- THE DATA -

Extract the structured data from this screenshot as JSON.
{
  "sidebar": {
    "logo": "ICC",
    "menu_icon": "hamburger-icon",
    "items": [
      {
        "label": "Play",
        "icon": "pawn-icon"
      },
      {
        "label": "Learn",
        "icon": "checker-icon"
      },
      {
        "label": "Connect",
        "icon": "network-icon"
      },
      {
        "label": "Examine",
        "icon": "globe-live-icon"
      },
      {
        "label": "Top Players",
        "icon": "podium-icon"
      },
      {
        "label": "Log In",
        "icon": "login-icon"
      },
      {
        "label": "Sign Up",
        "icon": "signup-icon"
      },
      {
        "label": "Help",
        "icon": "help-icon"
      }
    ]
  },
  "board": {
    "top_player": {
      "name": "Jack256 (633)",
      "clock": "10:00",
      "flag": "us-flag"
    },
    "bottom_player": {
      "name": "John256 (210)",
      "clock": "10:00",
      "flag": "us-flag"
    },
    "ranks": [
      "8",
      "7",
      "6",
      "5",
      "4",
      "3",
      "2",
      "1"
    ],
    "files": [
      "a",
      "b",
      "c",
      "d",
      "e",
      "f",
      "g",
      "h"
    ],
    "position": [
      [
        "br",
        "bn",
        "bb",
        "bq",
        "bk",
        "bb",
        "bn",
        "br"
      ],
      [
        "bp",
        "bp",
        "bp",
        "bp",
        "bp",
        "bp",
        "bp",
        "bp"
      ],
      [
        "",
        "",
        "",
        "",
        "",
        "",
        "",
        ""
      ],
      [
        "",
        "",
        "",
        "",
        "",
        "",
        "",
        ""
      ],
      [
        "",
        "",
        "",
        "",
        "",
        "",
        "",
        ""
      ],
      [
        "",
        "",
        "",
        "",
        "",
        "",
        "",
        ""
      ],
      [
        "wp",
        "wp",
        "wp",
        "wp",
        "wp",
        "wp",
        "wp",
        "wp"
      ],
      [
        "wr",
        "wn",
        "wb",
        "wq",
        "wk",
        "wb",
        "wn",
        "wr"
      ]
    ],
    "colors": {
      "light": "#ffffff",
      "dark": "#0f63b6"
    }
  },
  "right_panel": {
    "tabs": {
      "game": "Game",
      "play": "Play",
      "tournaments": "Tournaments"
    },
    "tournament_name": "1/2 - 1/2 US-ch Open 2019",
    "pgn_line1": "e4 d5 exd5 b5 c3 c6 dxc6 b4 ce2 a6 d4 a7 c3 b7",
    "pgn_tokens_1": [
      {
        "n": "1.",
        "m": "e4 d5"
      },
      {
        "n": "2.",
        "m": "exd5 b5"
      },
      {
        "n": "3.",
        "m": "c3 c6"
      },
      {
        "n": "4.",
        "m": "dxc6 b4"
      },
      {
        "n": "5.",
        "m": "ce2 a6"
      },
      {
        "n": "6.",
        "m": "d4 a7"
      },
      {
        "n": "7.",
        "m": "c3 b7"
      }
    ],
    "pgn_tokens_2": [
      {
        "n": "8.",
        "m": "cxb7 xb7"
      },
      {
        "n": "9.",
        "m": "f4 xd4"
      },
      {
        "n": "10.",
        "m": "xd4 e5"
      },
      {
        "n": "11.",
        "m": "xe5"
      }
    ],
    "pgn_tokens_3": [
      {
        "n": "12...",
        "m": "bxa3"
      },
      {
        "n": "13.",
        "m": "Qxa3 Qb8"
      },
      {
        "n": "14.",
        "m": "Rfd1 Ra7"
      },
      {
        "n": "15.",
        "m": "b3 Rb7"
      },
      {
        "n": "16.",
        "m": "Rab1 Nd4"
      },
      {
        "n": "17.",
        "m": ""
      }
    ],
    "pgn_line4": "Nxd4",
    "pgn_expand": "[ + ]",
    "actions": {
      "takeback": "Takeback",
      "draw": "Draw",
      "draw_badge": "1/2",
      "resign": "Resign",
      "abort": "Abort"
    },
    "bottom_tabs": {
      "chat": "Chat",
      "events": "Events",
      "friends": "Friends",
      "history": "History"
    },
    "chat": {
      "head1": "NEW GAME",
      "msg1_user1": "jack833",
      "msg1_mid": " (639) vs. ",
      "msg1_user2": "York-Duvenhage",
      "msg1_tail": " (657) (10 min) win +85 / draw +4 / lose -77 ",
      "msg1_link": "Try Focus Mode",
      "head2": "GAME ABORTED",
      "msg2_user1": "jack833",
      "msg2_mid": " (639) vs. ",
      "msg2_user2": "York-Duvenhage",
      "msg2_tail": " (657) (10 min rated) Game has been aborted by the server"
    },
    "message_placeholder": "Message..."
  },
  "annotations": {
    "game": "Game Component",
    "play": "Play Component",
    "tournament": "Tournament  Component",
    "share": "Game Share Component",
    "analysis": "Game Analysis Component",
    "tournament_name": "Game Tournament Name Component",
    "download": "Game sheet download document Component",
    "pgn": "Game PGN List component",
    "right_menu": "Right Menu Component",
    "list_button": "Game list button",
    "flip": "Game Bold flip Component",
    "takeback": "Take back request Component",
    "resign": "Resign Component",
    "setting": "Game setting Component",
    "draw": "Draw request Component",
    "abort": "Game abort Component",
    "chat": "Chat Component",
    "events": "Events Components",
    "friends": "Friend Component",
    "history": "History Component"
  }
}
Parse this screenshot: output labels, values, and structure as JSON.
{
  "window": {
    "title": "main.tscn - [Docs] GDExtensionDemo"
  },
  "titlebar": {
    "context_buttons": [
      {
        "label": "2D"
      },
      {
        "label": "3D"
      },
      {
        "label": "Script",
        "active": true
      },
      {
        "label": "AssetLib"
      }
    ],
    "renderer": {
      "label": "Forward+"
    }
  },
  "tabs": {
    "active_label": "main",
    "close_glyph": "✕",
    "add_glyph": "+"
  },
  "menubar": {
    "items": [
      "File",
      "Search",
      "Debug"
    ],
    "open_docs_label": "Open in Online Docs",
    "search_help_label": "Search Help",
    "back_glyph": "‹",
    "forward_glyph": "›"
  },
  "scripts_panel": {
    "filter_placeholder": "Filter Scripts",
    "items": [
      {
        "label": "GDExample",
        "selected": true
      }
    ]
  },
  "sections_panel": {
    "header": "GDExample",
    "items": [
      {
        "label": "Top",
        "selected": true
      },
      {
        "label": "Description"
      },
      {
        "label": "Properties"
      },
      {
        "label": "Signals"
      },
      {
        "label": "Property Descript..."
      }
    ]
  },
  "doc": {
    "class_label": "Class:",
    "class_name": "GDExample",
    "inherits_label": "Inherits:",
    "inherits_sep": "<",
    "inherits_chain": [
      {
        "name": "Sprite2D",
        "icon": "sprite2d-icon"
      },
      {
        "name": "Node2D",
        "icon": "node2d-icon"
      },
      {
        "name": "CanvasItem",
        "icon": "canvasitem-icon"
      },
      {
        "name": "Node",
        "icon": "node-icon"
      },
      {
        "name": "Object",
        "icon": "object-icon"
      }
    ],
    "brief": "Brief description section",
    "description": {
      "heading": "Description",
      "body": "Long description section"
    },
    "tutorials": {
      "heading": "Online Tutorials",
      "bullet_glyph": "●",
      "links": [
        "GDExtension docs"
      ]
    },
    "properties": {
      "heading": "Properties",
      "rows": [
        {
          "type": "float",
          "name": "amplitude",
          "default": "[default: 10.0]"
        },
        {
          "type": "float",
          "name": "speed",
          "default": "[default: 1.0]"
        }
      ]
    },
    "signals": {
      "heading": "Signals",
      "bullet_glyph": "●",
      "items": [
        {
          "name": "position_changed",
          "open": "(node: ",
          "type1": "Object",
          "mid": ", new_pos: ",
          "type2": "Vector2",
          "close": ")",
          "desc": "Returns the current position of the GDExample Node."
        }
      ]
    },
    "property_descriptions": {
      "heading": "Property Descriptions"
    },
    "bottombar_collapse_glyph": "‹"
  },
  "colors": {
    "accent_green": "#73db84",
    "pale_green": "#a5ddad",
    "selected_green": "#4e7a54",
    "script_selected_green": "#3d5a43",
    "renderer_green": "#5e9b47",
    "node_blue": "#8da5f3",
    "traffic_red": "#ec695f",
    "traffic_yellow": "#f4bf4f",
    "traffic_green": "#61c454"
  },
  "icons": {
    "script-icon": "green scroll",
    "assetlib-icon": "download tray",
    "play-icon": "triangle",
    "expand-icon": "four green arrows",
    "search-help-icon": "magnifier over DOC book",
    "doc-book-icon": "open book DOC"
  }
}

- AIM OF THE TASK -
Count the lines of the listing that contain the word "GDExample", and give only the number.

- YOUR RESPONSE -
4